Just under halfway through 2017, minimum wage and overtime developments have shifted into overdrive. Proposals submitted by federal legislators from both sides of the aisle highlight the different approaches the country’s main political parties take to tackling labor and employment issues. States and counties struggle to assert their legislative dominance over their governmental subordinates. And local councils and agencies continue to push existing and proposed minimum wage ordinances.
Articles Discussing the Minimum Wage Under State Laws.
With the federal minimum wage stalled at $7.25 an hour since 2009, states, counties, and local governments have increasingly stepped in and passed legislation raising the minimum wage above the federal level. Because federal law does not prevent other jurisdictions from passing laws that are more protective of employees (the federal law establishes only a floor), the higher minimum wage rate in the employer’s jurisdiction applies.
Employers with employees in New York, New Jersey, and Connecticut should expect more than just holiday cheer this New Year. Increases in those state’s minimum wages may also bring about increased costs for businesses and organizations that utilize low-wage earners.
The 2014 federal minimum wage will remain unchanged at $7.25 per hour for non-tipped employees, and $2.13 per hour for tipped employees. However, one state’s minimum wage will increase on December 31, 2013 and eight states have announced their minimum wage will increase on January 1, 2014. Moreover, one state has proposed an increase, effective January 1, 2014.

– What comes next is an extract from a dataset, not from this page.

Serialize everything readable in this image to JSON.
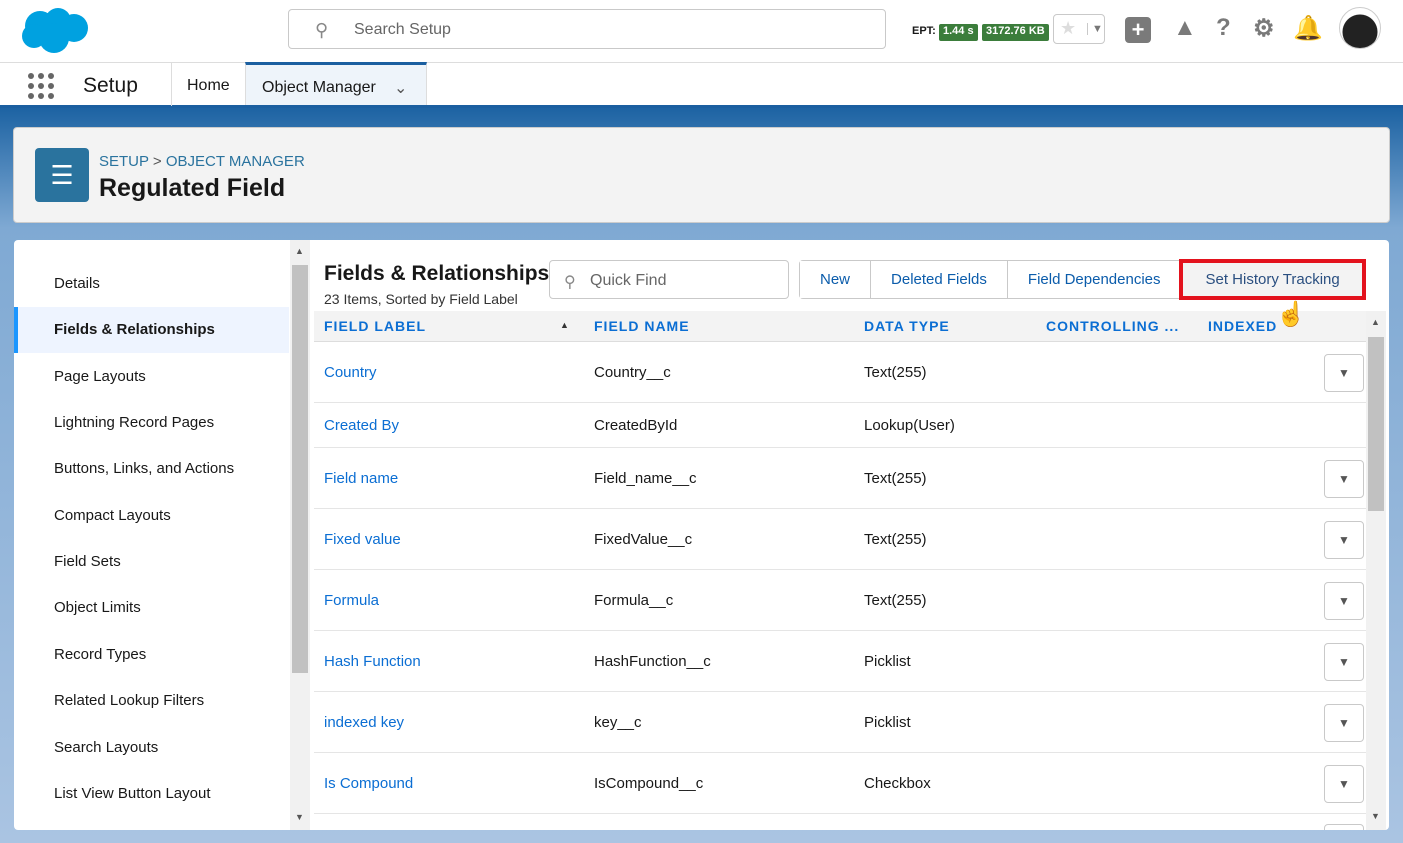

With the New Year comes a minimum wage increase in 10 states: Arizona, Colorado, Florida, Missouri, Montana, Ohio, Oregon, Rhode Island, Vermont and Washington. Each of these states has a higher minimum wage rate than the federal minimum of $7.25/hour. Employers in these states are required to pay the higher state minimum wage.